And when Hillary Rodham Clinton had finished her address to the annual Global Summit on AIDS, the full house of 1,700 people at Saddleback Church in Orange County, Calif., rose in a standing ovation.
In the course of the New York senator's 11-month-old presidential campaign, her appearance last month at the Rev. Rick "Purpose Driven Life" Warren's megachurch represented a rare, bold foray into the predominantly conservative world of evangelical Christianity. Whether the warm reception translates into votes remains to be seen, but at the very least, Ms. Clinton signaled that she's not writing anybody off. Nor is she ceding any religious turf to her chief rival for the Democratic nomination, Sen. Barack Obama of Illinois, who addressed the AIDS summit at Saddleback last year.
While the former first lady has said that speaking publicly about her Methodist faith does not come naturally to her, the language of religion has in fact become a key element of her campaign. Typically, she has chosen like-minded audiences – from First Baptist Church in Selma, Ala., for a major civil rights commemoration last March, to a faith forum organized by the progressive group Sojourners last June, to countless other church appearances and meetings (and sometimes prayers) with religious leaders.
In South Carolina, which holds the crucial first Southern primary, her faith and values outreach program – called "For Such a Time as This," after a verse from the Book of Esther – is virtually synonymous with her overall campaign there. And in a state where half the Democratic primary electorate is African-American, reaching out to the black churches is a given. Late last month, she scored a coup in her competition with Senator Obama for black and religious voters, when 60 African-American ministers appeared on stage with her in Spartanburg, S.C., with another 20 in the audience.
"The senator's faith is something that's very personal and dear to her, but it's reflected in all things she does and all aspects of life, so it's a natural part of the campaign," says Zac Wright, spokesman for Clinton's South Carolina campaign.
It's also a highly organized part of the campaign.
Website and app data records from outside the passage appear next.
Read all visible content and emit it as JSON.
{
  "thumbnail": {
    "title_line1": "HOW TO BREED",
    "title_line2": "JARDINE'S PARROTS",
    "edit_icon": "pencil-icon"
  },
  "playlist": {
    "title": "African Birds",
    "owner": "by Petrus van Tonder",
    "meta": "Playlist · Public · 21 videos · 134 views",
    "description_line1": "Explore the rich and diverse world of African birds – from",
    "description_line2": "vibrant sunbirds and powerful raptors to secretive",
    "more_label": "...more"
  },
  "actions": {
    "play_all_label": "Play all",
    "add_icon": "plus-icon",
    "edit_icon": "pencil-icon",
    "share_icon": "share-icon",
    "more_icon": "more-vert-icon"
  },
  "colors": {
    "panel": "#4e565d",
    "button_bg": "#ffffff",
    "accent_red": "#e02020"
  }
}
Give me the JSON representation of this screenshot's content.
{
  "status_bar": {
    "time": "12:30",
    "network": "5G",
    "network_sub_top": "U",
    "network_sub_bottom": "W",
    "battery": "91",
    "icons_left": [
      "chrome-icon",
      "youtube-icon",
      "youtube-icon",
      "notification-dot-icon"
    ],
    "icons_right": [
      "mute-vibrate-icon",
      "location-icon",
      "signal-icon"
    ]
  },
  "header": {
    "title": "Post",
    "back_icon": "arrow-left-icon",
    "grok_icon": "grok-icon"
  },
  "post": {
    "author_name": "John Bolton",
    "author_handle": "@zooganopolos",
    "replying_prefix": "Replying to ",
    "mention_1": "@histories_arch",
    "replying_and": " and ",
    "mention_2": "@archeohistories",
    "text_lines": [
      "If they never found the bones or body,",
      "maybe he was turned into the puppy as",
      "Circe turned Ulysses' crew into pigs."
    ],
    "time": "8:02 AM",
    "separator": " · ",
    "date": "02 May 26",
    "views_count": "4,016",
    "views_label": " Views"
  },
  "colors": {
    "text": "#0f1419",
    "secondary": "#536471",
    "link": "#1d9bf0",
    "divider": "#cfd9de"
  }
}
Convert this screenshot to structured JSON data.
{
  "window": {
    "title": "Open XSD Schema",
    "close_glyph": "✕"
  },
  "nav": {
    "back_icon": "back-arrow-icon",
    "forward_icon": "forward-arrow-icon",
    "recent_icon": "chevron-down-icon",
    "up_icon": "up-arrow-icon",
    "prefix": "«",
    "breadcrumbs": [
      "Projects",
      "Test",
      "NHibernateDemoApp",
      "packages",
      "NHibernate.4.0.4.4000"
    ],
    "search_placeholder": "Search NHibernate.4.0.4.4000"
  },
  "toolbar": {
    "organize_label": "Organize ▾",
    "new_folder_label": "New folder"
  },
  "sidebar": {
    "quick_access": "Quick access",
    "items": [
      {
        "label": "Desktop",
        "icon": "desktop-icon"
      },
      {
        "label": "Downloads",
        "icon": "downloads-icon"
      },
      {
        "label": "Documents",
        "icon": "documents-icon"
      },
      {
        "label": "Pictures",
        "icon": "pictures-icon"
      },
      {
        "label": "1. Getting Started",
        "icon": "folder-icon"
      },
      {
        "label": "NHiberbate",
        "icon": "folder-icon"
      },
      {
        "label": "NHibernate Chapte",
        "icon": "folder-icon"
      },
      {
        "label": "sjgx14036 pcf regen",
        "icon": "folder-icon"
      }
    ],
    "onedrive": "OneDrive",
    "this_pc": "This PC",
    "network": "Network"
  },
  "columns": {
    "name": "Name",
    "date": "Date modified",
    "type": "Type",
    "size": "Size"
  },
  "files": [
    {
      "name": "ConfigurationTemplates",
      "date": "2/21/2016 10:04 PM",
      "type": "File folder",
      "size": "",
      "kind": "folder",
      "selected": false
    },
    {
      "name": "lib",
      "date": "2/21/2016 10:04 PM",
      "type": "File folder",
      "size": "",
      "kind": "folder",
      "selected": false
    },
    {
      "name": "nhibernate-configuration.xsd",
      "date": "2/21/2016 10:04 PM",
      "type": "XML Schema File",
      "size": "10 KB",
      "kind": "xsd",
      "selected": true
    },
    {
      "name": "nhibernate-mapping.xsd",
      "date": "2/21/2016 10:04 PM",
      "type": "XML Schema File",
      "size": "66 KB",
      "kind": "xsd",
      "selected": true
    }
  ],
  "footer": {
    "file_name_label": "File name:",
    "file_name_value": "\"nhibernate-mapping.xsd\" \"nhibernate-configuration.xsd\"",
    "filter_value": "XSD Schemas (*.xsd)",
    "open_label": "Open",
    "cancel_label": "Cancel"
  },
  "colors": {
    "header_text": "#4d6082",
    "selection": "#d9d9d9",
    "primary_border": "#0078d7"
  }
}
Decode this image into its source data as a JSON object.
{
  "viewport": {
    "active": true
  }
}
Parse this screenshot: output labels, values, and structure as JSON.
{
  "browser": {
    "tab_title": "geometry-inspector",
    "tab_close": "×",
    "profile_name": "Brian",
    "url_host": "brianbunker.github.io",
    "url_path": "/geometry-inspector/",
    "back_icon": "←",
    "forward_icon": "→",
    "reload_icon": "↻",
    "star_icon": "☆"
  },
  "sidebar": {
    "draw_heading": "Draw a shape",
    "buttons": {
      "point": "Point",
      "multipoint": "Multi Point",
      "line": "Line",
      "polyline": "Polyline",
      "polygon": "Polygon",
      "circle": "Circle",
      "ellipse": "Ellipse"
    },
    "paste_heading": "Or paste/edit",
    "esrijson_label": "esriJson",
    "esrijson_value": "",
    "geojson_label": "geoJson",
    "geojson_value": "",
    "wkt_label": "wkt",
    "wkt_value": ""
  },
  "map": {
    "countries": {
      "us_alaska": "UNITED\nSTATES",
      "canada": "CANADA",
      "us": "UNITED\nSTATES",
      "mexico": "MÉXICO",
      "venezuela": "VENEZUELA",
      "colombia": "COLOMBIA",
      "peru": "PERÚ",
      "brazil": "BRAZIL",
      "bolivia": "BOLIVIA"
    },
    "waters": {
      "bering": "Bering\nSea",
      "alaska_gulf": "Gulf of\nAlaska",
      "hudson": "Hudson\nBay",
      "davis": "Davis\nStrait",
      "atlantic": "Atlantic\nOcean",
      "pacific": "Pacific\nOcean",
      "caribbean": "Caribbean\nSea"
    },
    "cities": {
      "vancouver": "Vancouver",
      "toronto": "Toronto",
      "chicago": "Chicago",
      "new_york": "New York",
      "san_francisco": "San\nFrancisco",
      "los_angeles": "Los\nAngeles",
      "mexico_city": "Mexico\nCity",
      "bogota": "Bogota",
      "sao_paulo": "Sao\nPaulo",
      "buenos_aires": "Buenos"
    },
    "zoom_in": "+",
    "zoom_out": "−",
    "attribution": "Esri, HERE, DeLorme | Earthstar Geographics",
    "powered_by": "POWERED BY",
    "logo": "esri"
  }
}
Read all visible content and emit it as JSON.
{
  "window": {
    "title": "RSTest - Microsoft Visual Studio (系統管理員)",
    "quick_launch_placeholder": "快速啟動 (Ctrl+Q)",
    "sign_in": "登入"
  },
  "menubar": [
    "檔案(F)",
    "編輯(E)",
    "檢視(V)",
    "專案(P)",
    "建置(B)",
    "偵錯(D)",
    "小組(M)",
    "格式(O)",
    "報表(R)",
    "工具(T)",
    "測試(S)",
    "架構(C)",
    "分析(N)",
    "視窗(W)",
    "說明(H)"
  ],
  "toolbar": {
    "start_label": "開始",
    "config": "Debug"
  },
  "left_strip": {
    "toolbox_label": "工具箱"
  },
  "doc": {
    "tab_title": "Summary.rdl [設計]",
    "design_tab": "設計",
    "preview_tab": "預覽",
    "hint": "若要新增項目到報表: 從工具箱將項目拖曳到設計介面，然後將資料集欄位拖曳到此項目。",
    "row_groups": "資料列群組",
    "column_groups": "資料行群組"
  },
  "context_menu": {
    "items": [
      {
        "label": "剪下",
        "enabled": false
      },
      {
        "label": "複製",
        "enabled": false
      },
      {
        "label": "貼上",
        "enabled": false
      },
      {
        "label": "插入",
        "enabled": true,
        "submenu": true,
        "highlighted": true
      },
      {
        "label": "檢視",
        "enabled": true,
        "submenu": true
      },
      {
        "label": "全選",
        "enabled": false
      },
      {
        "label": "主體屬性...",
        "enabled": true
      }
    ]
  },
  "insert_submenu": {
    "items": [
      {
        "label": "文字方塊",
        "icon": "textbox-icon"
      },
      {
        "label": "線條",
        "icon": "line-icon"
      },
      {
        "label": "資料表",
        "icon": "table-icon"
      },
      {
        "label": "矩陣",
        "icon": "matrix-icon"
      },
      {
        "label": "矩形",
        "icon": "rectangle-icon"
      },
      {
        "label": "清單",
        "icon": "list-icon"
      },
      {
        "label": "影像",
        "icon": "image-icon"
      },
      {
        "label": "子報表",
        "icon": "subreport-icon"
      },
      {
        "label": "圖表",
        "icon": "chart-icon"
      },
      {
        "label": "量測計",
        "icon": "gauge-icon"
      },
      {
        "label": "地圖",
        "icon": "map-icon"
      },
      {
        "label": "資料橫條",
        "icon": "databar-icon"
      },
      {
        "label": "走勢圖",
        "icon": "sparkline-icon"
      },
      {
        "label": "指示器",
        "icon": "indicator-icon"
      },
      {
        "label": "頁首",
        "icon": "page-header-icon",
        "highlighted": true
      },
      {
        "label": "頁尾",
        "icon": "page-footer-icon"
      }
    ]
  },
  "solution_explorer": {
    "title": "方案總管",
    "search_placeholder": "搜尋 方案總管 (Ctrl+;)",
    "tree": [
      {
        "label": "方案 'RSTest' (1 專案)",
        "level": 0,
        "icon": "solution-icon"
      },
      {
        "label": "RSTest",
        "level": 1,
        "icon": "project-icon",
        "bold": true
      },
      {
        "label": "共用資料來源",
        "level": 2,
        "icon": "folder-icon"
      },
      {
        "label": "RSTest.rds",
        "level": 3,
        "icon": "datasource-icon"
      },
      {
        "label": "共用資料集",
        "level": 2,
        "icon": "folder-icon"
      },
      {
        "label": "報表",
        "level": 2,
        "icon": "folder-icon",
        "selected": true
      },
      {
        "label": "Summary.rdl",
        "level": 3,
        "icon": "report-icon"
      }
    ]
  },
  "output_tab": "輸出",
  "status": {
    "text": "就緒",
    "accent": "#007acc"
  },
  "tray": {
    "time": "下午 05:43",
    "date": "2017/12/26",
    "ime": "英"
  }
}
Right after the 2004 elections, Clinton telegraphed her robust effort to reach values voters as a presidential candidate. Speaking at Tufts University outside Boston, she called it "a mistake for the Democrats not to engage evangelical Christians on their own turf – essentially ceding the vote to President Bush." A year ago, Clinton hired Burns Strider, an evangelical Christian from Mississippi who ran faith outreach for the House Democratic Caucus, to organize her faith outreach.
In the broader national campaign, God talk does not infuse her every political activity. On issues, she may weigh in on what she sees as a "moral crisis" – as she has referred to the millions of children lacking health insurance – but rarely does she overtly invoke her Methodist faith or the Bible in pushing a political point. An exception is her discussion of immigration reform, in which she has declared that tough anti-illegal-immigrant legislation would "criminalize the good Samaritan ... and even Jesus himself."
To some Christian conservatives, Clinton's religious talk is yet another reason to look askance at her. After The New York Times published an interview with Clinton last July about her faith, conservative columnist Cal Thomas wrote: "This is a politician speaking, not a person who believes in the central tenets of Christianity."